The content originally appeared on: Trinidad and Tobago Newsday

Education Minister Dr Nyan Gadsby-Dolly at post cabinet media briefing at the Diplomatic Centre in St Ann’s – SUREASH CHOLAI

THE mother of a special-needs child is threatening to take Education Minister Dr Nyan Gadsby-Dolly to court over the failure of her ministry to provide him with an aide while he attends primary school.

The mother is represented by attorney Gerald Ramdeen who sent a pre-action protocol letter to the minister on May 17.

In the letter, Ramdeen said the boy, 11, was diagnosed with congenital cataracts in both eyes at birth. At three, he was assessed by the University of the West Indies optometry programme. He enrolled in primary school at the age of five and his mother received a recommendation from the Blind Welfare Association that he was visually impaired and needed an aide, the letter said.

The recommendation was taken to the Student Support Services (SSS) at the ministry and an aide was assigned. The aide’s assignment ended in December 2019. Another aide was assigned but was removed when a complaint was made. Ramdeen said from term three of standard two, the child was without an aide.
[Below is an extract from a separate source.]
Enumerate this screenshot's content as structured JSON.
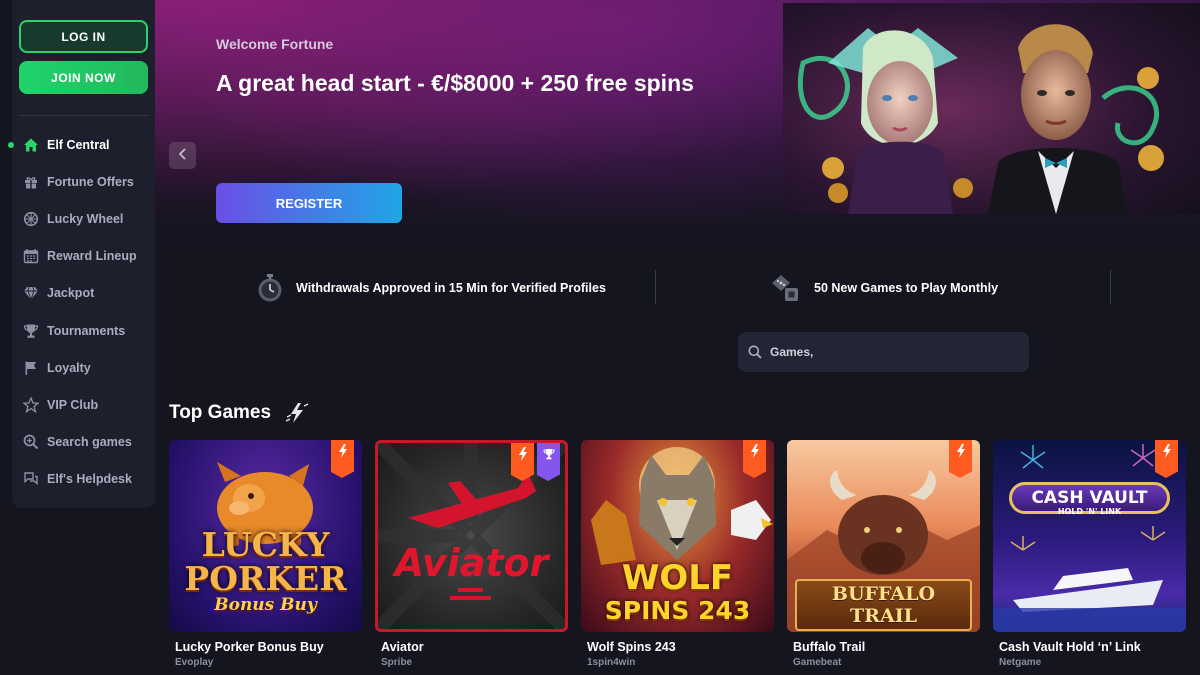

The child’s mother got another assessment in August 2023, from a private doctor who “concluded that a teaching aide was necessary.”

Another aide was assigned from September 2023 to February 2024, but since the beginning of May, he has been without assistance.
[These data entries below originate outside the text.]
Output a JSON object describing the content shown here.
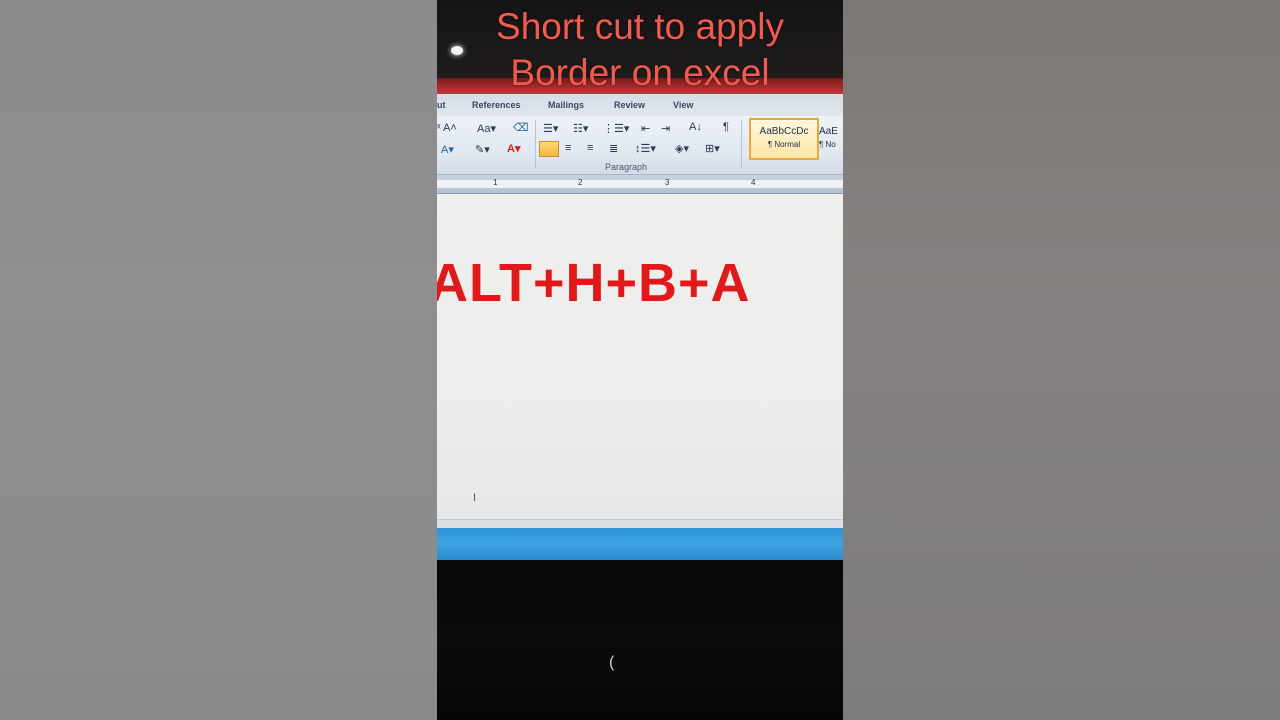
{
  "caption": {
    "line1": "Short cut to apply",
    "line2": "Border on excel"
  },
  "ribbon": {
    "tabs": [
      "ut",
      "References",
      "Mailings",
      "Review",
      "View"
    ],
    "group_label": "Paragraph",
    "styles": {
      "style1_preview": "AaBbCcDc",
      "style1_name": "¶ Normal",
      "style2_preview": "AaE",
      "style2_name": "¶ No"
    }
  },
  "ruler": {
    "numbers": [
      "1",
      "2",
      "3",
      "4"
    ]
  },
  "document": {
    "shortcut_text": "ALT+H+B+A"
  },
  "colors": {
    "caption": "#f05a50",
    "shortcut": "#e01a1a",
    "status_bar": "#3fa3e3"
  }
}
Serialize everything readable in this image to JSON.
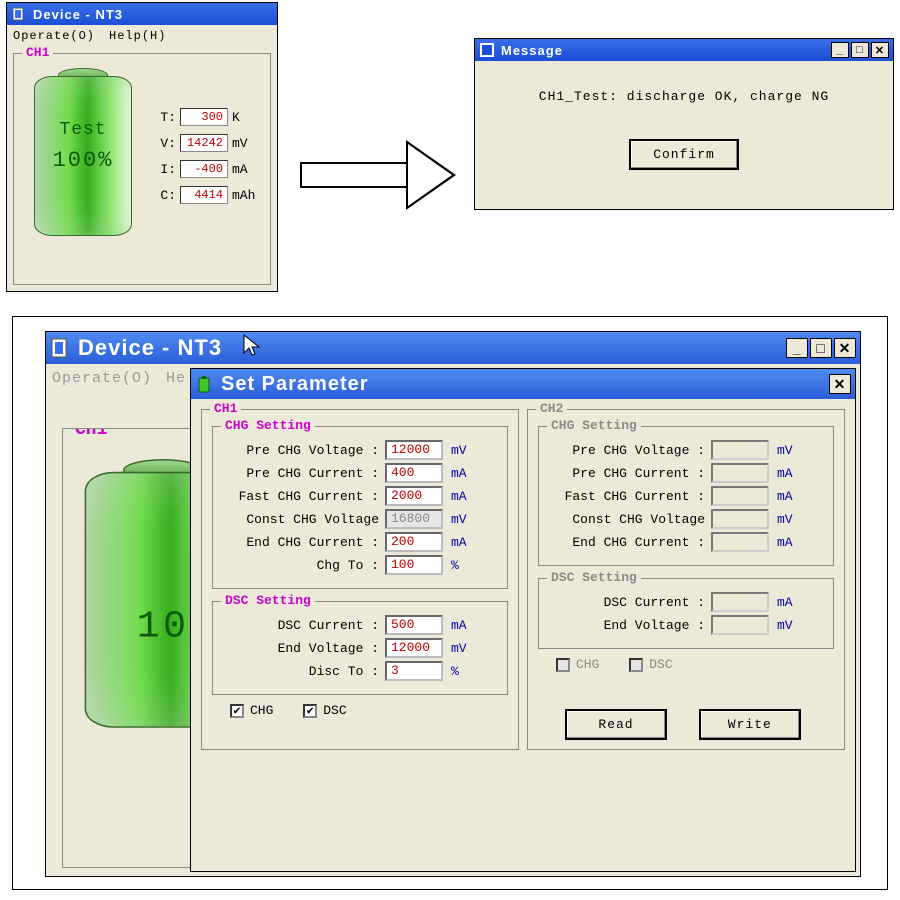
{
  "top_window": {
    "title": "Device - NT3",
    "menu": {
      "operate": "Operate(O)",
      "help": "Help(H)"
    },
    "channel_label": "CH1",
    "battery": {
      "label": "Test",
      "percent": "100%"
    },
    "readouts": {
      "t_key": "T:",
      "t_val": "300",
      "t_unit": "K",
      "v_key": "V:",
      "v_val": "14242",
      "v_unit": "mV",
      "i_key": "I:",
      "i_val": "-400",
      "i_unit": "mA",
      "c_key": "C:",
      "c_val": "4414",
      "c_unit": "mAh"
    }
  },
  "message": {
    "title": "Message",
    "text": "CH1_Test: discharge OK, charge NG",
    "confirm": "Confirm"
  },
  "lower": {
    "device_title": "Device - NT3",
    "menu": {
      "operate": "Operate(O)",
      "help_prefix": "He"
    },
    "channel_label": "CH1",
    "battery_percent": "10",
    "set_param_title": "Set Parameter",
    "ch1": {
      "label": "CH1",
      "chg_label": "CHG Setting",
      "pre_v_label": "Pre CHG Voltage :",
      "pre_v_val": "12000",
      "pre_v_unit": "mV",
      "pre_i_label": "Pre CHG Current :",
      "pre_i_val": "400",
      "pre_i_unit": "mA",
      "fast_i_label": "Fast CHG Current :",
      "fast_i_val": "2000",
      "fast_i_unit": "mA",
      "const_v_label": "Const CHG Voltage",
      "const_v_val": "16800",
      "const_v_unit": "mV",
      "end_i_label": "End CHG Current :",
      "end_i_val": "200",
      "end_i_unit": "mA",
      "chg_to_label": "Chg To :",
      "chg_to_val": "100",
      "chg_to_unit": "%",
      "dsc_label": "DSC Setting",
      "dsc_i_label": "DSC Current :",
      "dsc_i_val": "500",
      "dsc_i_unit": "mA",
      "end_v_label": "End Voltage :",
      "end_v_val": "12000",
      "end_v_unit": "mV",
      "disc_to_label": "Disc To :",
      "disc_to_val": "3",
      "disc_to_unit": "%",
      "chk_chg": "CHG",
      "chk_dsc": "DSC"
    },
    "ch2": {
      "label": "CH2",
      "chg_label": "CHG Setting",
      "pre_v_label": "Pre CHG Voltage :",
      "pre_v_unit": "mV",
      "pre_i_label": "Pre CHG Current :",
      "pre_i_unit": "mA",
      "fast_i_label": "Fast CHG Current :",
      "fast_i_unit": "mA",
      "const_v_label": "Const CHG Voltage",
      "const_v_unit": "mV",
      "end_i_label": "End CHG Current :",
      "end_i_unit": "mA",
      "dsc_label": "DSC Setting",
      "dsc_i_label": "DSC Current :",
      "dsc_i_unit": "mA",
      "end_v_label": "End Voltage :",
      "end_v_unit": "mV",
      "chk_chg": "CHG",
      "chk_dsc": "DSC"
    },
    "read_btn": "Read",
    "write_btn": "Write"
  }
}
Ramdeen said the child is expected to sit the national test exams in June 2024. The letter said the child “has been depending on other students to assist him in class.”

“He has suffered tremendously as a result of being without an aide at this crucial time. Every day he cries and asks his mother when another aide will be provided for him to be able to prepare for his exams.
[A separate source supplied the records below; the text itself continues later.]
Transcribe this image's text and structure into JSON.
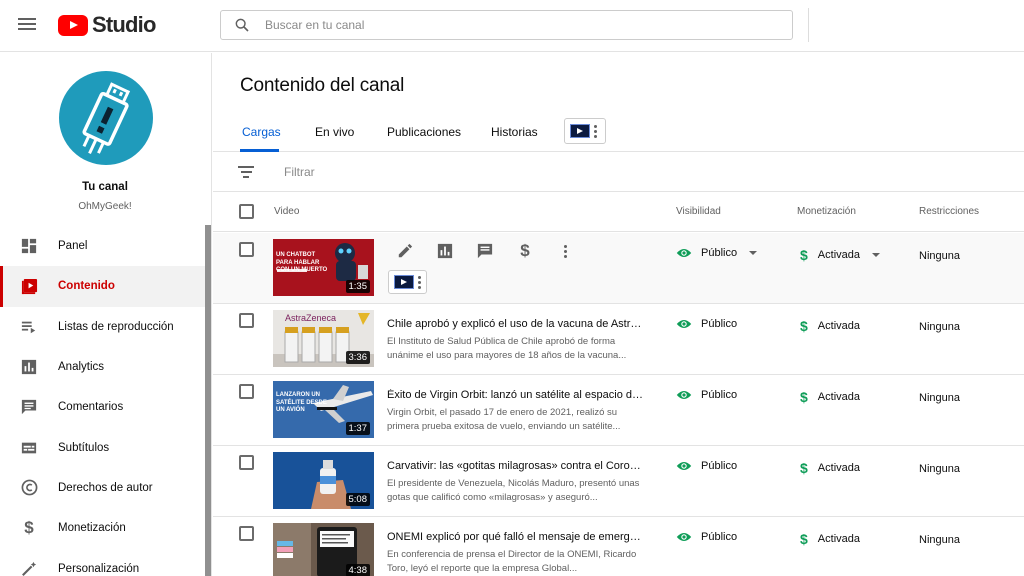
{
  "header": {
    "logo_text": "Studio",
    "search_placeholder": "Buscar en tu canal"
  },
  "sidebar": {
    "channel_title": "Tu canal",
    "channel_name": "OhMyGeek!",
    "items": [
      {
        "label": "Panel",
        "icon": "dashboard-icon"
      },
      {
        "label": "Contenido",
        "icon": "content-icon",
        "active": true
      },
      {
        "label": "Listas de reproducción",
        "icon": "playlist-icon"
      },
      {
        "label": "Analytics",
        "icon": "analytics-icon"
      },
      {
        "label": "Comentarios",
        "icon": "comments-icon"
      },
      {
        "label": "Subtítulos",
        "icon": "subtitles-icon"
      },
      {
        "label": "Derechos de autor",
        "icon": "copyright-icon"
      },
      {
        "label": "Monetización",
        "icon": "dollar-icon"
      },
      {
        "label": "Personalización",
        "icon": "magic-wand-icon"
      }
    ]
  },
  "main": {
    "title": "Contenido del canal",
    "tabs": [
      "Cargas",
      "En vivo",
      "Publicaciones",
      "Historias"
    ],
    "active_tab": "Cargas",
    "filter_label": "Filtrar",
    "columns": {
      "video": "Video",
      "visibility": "Visibilidad",
      "monetization": "Monetización",
      "restrictions": "Restricciones"
    },
    "thumb_text": {
      "chatbot": [
        "UN CHATBOT",
        "PARA HABLAR",
        "CON UN MUERTO"
      ],
      "astrazeneca": "AstraZeneca",
      "virgin": [
        "LANZARON UN",
        "SATÉLITE DESDE",
        "UN AVIÓN"
      ]
    },
    "rows": [
      {
        "duration": "1:35",
        "title": "",
        "description": "",
        "visibility": "Público",
        "monetization": "Activada",
        "restrictions": "Ninguna",
        "hover": true
      },
      {
        "duration": "3:36",
        "title": "Chile aprobó y explicó el uso de la vacuna de Astra...",
        "description": "El Instituto de Salud Pública de Chile aprobó de forma unánime el uso para mayores de 18 años de la vacuna...",
        "visibility": "Público",
        "monetization": "Activada",
        "restrictions": "Ninguna"
      },
      {
        "duration": "1:37",
        "title": "Éxito de Virgin Orbit: lanzó un satélite al espacio de...",
        "description": "Virgin Orbit, el pasado 17 de enero de 2021, realizó su primera prueba exitosa de vuelo, enviando un satélite...",
        "visibility": "Público",
        "monetization": "Activada",
        "restrictions": "Ninguna"
      },
      {
        "duration": "5:08",
        "title": "Carvativir: las «gotitas milagrosas» contra el Coron...",
        "description": "El presidente de Venezuela, Nicolás Maduro, presentó unas gotas que calificó como «milagrosas» y aseguró...",
        "visibility": "Público",
        "monetization": "Activada",
        "restrictions": "Ninguna"
      },
      {
        "duration": "4:38",
        "title": "ONEMI explicó por qué falló el mensaje de emerge...",
        "description": "En conferencia de prensa el Director de la ONEMI, Ricardo Toro, leyó el reporte que la empresa Global...",
        "visibility": "Público",
        "monetization": "Activada",
        "restrictions": "Ninguna"
      }
    ]
  },
  "colors": {
    "accent_blue": "#065fd4",
    "active_red": "#cc0000",
    "brand_red": "#ff0000",
    "status_green": "#0f9d58",
    "avatar_teal": "#1f9bbb"
  }
}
“He has become frustrated and depressed by the fact that his years of work may go to waste because he is unable to prepare for his exams. He is unable to see properly in class and despite the assistance given to him by his friends he simply cannot usefully pursue his studies without the assistance of an aide.”

The letter said the right of a disabled child to pursue an education at a public school without any disadvantage was guaranteed under the liberty provision of the Constitution. It also said TT was a signatory to the UN Convention on the Rights of Persons with Disabilities and there was a duty on the Government to provide aid to a child with visual disability while ensuring the best interest of the child was a primary consideration.

The minister was given until May 20 to respond or a claim would be filed in the High Court seeking several declarations for failing to provide the child with an aide.

“The well-being of our children especially our differently abled children must always be a priority for the State. The child (name given) was born differently abled.

“He has been diligent and determined in his ambition to acquire an education despite his visual challenges.

“The State has a recognised duty to ensure that this child is provided with all of the resources to ensure that he suffers no disadvantage as a result of his disability.

“What he has been made to endure at this crucial time in his life has the potential to undermine his emotional well-being and challenge him mentally.

“His frustration increases with each passing day. This matter ought not to proceed beyond this letter and I expect a favourable response that will bring an end to the suffering of this child and ensure that he continues the pursuit of his education unhindered by his visual challenges.”